It is about time a new party was in place to better serve the electorate.  All too often voters have had to vote AGAINST the party they liked least.  This shouldn't be necessary.  You should be able to vote FOR a party that represents your values and wishes.


Starting a new party under the 'First Past the Post' system is not a trivial matter.

The Social Democrats were formed by four prominent Labour MPs.  But the party didn't have a sufficient breadth of support. It had to merge with the Liberal Democrats that broadly occupied the same political space.

UKIP took off when Conservative MP Douglas Carswell had sufficient personal support to be re-elected for his new party.  Mark Reckless then tried the same trick in Rochester, but only just beat a new Tory candidate in the by-election. No other Tory MP was brave enough to follow suit. Quite right.  Reckless lost the subsequent general election to the same Tory candidate.

Far better for the new party to start under four or more key MPs who believe they can be re-elected in by-elections.


The new constituency boundaries for 2018, when MP numbers will reduce from 650 to 600, will potentially provide the opportunity. Some moderate MPs whose constituency is changing may well find themselves not selected by the Labour or Tory parties.  They will need a new party home.

But before then there is the distinct possibility of a general election  in 2017.  Theresa May's majority is slender, and it may be too tempting to use Labour's weakness go for a larger majority. That majority needs to be stopped.  There needs to be moderate challengers.  

Indeed a series of by-elections by those opposed to new Tory policy, including those opposed to Brexit, could make a general election a necessity if enough seats are taken from the Tories to eliminate their majority.

All is possible.


This is not a theoretical idea.  This was apparently being floated in the tearooms of Westminster in July when this article was published in the Observer

Now moderate Labour and Conservative MPs need to be talking urgently about forming a new party that better represents their views, and those of most voters.

Perhaps you would like to suggest by commenting below who you think could lead the formation  of this new party?

And who would fund it? Lots of small donations? Or who might provide significant funds? Both presumably.

Let's make it happen!

1 comment:

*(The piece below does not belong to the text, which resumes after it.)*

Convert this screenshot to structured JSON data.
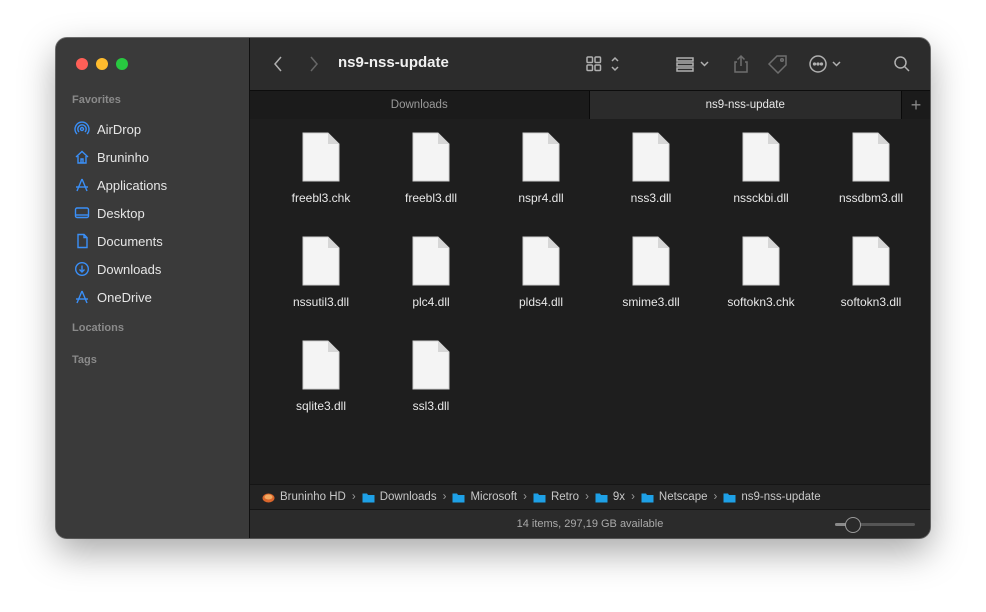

  1. I covered what, why, how and when in the article, but not "where?"
    I suggested Westminster. But the starting gun has been fired this morning in Portsmouth by the leader of the Labour party there: